*** Opening of Material to process ***

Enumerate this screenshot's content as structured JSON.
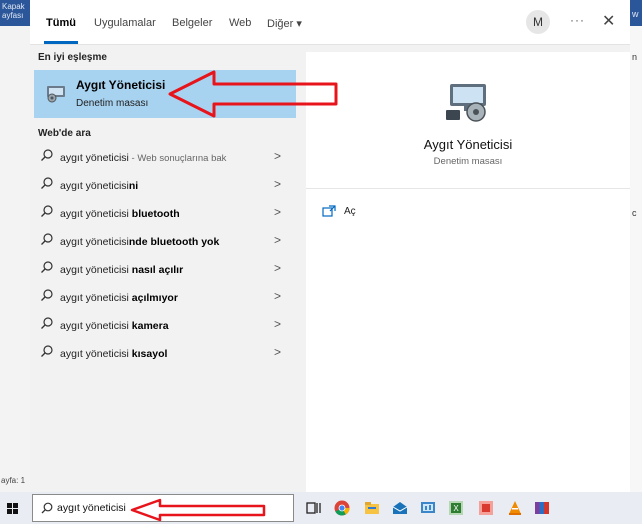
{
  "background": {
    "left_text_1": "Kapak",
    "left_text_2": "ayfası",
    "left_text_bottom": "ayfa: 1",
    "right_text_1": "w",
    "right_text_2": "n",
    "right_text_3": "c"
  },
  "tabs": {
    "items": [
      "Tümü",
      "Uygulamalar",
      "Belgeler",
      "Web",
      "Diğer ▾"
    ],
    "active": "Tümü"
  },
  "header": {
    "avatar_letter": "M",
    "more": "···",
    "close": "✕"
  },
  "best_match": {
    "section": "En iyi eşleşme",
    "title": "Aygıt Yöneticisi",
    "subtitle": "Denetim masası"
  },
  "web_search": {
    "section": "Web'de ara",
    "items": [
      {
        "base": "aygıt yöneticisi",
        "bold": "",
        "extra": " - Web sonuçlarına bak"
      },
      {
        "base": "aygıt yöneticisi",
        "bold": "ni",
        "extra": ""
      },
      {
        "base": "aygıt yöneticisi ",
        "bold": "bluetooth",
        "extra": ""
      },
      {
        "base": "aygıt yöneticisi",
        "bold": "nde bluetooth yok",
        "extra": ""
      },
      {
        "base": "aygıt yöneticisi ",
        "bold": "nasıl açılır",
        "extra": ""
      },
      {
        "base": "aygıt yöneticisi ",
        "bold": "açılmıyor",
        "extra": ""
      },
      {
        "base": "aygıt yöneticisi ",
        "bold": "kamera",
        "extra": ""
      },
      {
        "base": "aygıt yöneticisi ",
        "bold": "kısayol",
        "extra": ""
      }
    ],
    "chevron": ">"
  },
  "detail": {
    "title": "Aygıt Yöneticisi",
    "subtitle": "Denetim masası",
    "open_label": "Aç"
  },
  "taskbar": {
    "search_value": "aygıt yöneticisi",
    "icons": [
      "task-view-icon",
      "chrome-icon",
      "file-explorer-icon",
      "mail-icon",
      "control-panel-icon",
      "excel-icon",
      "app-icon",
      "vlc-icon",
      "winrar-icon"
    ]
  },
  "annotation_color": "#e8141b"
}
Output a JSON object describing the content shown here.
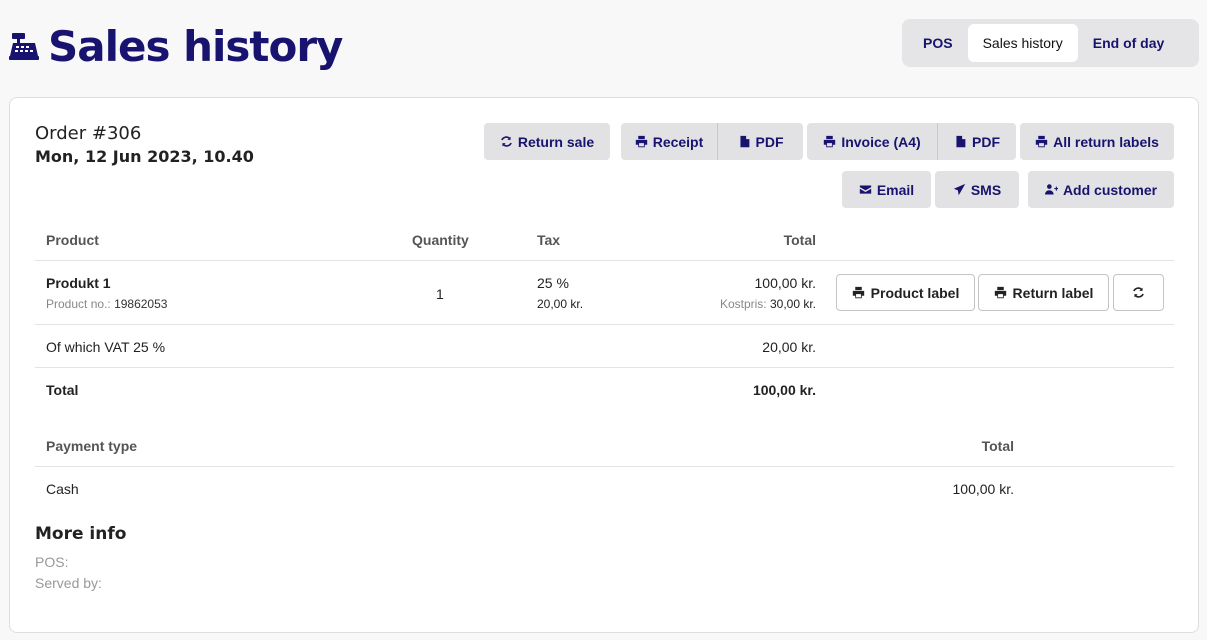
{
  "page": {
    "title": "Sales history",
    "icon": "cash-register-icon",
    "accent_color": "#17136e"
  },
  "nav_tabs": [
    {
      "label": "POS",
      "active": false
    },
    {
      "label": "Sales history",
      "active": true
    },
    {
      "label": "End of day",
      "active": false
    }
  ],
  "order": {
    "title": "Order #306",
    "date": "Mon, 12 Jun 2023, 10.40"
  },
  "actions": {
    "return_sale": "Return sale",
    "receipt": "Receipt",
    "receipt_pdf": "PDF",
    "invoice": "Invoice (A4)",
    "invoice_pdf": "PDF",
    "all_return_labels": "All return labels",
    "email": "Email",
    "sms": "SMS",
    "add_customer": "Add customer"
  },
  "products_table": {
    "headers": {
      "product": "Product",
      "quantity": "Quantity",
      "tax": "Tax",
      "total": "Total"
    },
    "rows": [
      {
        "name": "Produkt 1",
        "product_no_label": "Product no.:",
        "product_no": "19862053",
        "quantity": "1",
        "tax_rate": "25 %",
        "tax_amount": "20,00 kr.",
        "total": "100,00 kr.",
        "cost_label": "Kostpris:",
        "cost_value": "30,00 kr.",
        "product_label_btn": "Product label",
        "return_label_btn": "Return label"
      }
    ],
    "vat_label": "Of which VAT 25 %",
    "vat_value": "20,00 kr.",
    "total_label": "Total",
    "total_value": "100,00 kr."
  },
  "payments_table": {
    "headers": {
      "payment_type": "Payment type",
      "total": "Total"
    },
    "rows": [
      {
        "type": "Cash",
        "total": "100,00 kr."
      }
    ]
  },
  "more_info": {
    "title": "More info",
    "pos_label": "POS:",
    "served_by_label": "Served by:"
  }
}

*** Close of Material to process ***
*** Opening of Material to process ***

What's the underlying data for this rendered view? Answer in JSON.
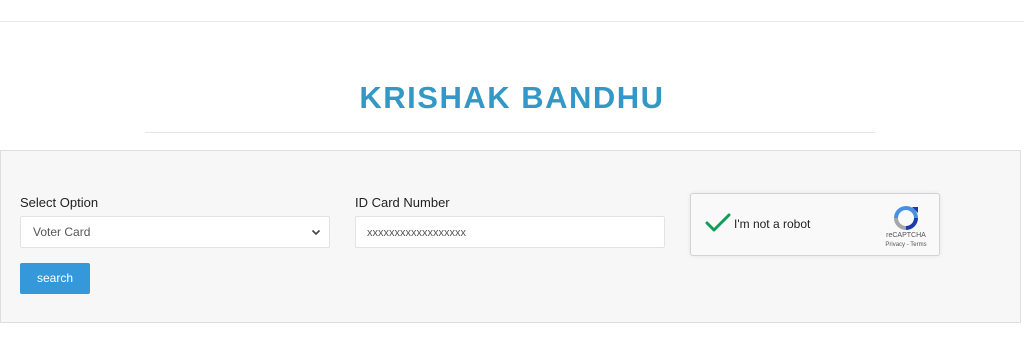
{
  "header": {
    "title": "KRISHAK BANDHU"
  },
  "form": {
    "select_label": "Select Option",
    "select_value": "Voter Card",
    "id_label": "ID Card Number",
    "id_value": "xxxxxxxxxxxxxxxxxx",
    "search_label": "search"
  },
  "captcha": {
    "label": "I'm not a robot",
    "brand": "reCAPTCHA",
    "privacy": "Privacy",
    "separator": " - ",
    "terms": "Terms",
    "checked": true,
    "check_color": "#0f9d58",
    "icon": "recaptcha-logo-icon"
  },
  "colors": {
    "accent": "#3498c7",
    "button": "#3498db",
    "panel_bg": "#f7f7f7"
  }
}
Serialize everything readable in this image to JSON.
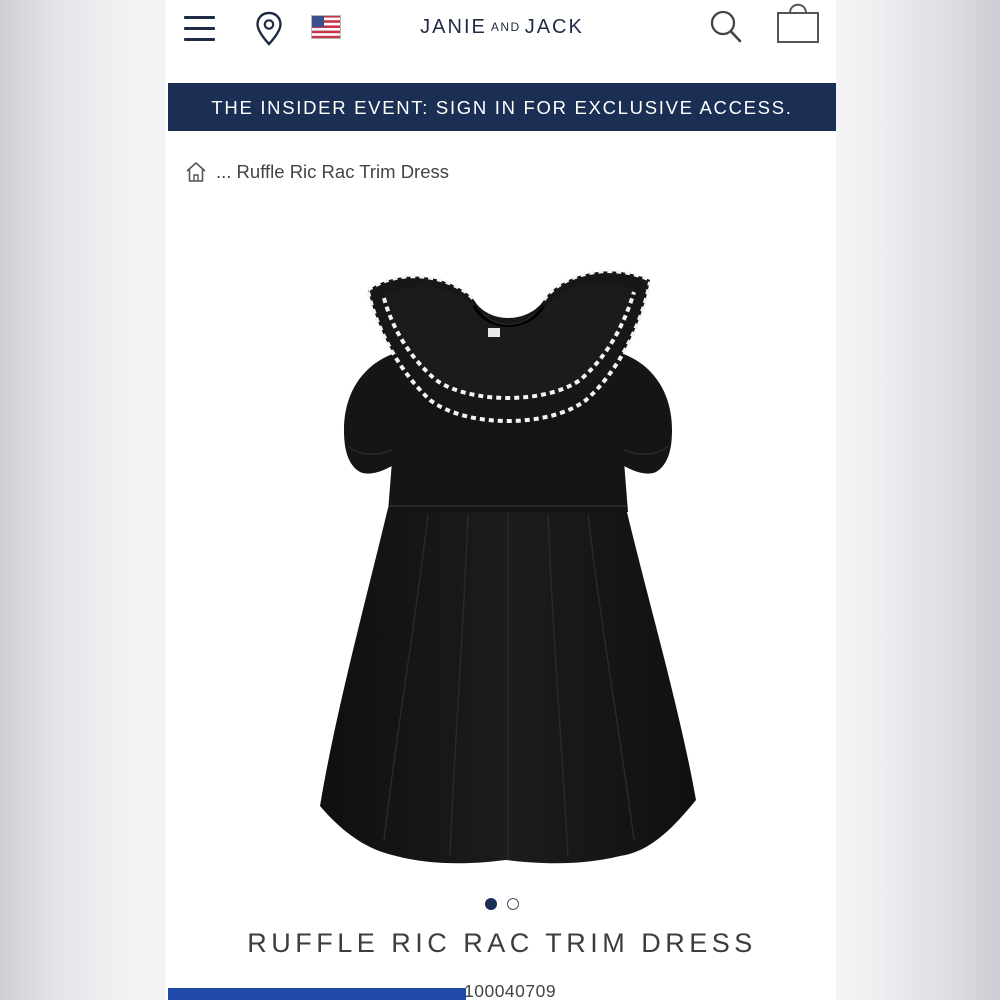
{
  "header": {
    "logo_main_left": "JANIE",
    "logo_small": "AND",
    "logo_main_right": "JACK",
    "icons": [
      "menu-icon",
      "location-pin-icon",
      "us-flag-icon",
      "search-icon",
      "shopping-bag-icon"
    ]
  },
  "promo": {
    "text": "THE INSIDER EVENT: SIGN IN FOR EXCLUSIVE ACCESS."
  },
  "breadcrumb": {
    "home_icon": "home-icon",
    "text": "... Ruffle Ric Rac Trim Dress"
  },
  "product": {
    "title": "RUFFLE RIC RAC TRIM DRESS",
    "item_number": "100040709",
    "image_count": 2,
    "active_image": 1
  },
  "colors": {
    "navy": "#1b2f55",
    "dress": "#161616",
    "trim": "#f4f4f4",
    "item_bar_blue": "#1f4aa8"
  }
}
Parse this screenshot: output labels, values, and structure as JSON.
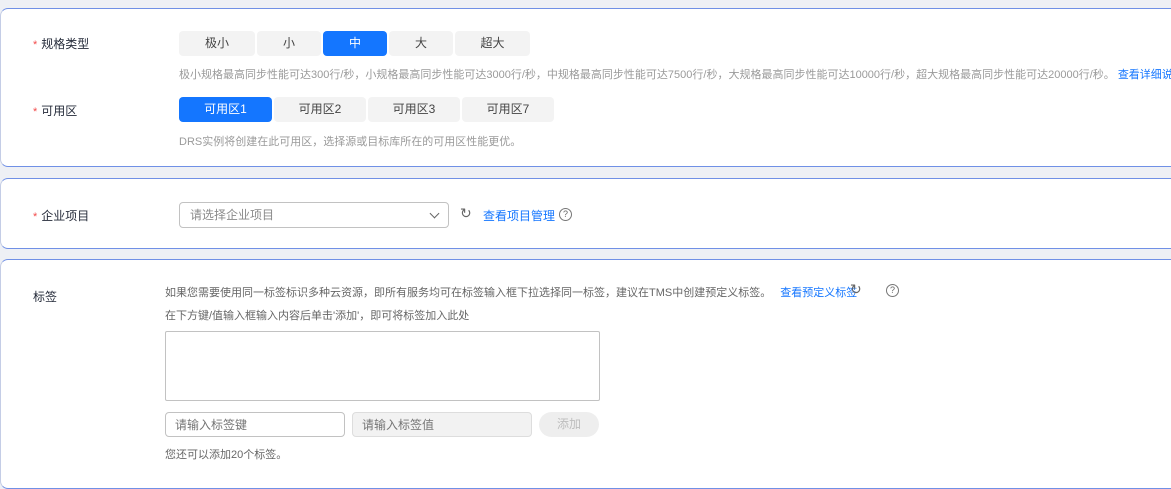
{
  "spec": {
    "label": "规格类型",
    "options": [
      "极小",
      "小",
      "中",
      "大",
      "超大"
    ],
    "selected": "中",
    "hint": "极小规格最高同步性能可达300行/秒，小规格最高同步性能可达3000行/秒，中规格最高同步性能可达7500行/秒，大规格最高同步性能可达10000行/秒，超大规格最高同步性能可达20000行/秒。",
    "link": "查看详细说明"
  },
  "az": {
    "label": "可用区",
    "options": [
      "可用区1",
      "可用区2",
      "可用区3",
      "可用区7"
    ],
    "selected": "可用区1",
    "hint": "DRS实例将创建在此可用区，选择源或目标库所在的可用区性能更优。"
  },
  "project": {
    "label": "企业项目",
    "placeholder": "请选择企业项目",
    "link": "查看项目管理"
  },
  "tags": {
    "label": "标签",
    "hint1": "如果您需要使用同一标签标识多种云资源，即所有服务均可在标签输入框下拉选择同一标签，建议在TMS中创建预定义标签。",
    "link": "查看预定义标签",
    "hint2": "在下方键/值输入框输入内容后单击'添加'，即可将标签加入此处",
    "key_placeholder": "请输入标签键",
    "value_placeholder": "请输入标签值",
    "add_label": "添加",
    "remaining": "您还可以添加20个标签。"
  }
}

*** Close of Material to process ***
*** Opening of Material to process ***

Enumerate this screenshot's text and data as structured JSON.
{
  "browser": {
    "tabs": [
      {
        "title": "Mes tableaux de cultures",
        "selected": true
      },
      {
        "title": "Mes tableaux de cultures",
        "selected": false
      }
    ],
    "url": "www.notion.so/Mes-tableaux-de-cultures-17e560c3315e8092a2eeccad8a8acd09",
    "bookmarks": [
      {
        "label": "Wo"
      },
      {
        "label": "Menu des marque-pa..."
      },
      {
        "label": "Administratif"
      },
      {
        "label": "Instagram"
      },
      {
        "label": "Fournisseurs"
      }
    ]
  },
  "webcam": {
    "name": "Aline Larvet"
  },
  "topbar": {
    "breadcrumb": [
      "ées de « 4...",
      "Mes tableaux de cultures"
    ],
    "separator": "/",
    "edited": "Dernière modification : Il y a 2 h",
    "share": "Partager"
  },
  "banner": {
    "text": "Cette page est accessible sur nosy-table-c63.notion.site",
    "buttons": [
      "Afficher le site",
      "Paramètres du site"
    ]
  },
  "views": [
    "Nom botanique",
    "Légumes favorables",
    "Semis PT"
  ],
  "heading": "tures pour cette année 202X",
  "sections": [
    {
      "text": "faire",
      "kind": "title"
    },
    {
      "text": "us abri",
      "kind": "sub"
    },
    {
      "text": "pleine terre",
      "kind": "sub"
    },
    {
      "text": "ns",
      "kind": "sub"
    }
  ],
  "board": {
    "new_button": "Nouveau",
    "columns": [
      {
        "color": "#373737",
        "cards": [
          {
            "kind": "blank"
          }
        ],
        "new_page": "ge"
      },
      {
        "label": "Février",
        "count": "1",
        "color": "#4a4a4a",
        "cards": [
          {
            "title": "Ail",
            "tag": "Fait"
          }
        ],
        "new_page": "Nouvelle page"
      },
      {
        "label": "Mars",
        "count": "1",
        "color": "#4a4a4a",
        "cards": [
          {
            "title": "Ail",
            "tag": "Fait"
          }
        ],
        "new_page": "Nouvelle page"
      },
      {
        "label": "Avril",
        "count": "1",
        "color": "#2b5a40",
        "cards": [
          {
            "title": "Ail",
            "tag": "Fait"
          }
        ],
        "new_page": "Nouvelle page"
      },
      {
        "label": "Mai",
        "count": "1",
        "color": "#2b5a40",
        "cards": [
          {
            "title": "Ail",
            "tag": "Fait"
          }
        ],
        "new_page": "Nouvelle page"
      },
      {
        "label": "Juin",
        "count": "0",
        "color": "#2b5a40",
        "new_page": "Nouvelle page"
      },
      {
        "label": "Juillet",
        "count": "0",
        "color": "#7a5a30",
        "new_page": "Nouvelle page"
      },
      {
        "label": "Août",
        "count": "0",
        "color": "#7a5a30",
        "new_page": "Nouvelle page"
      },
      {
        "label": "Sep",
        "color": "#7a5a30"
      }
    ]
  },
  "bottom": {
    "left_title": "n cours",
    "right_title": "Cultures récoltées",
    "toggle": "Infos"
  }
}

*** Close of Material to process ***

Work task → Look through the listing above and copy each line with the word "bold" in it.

Response to the exercise →
        "bold": "",
        "bold": "ni",
        "bold": "bluetooth",
        "bold": "nde bluetooth yok",
        "bold": "nasıl açılır",
        "bold": "açılmıyor",
        "bold": "kamera",
        "bold": "kısayol",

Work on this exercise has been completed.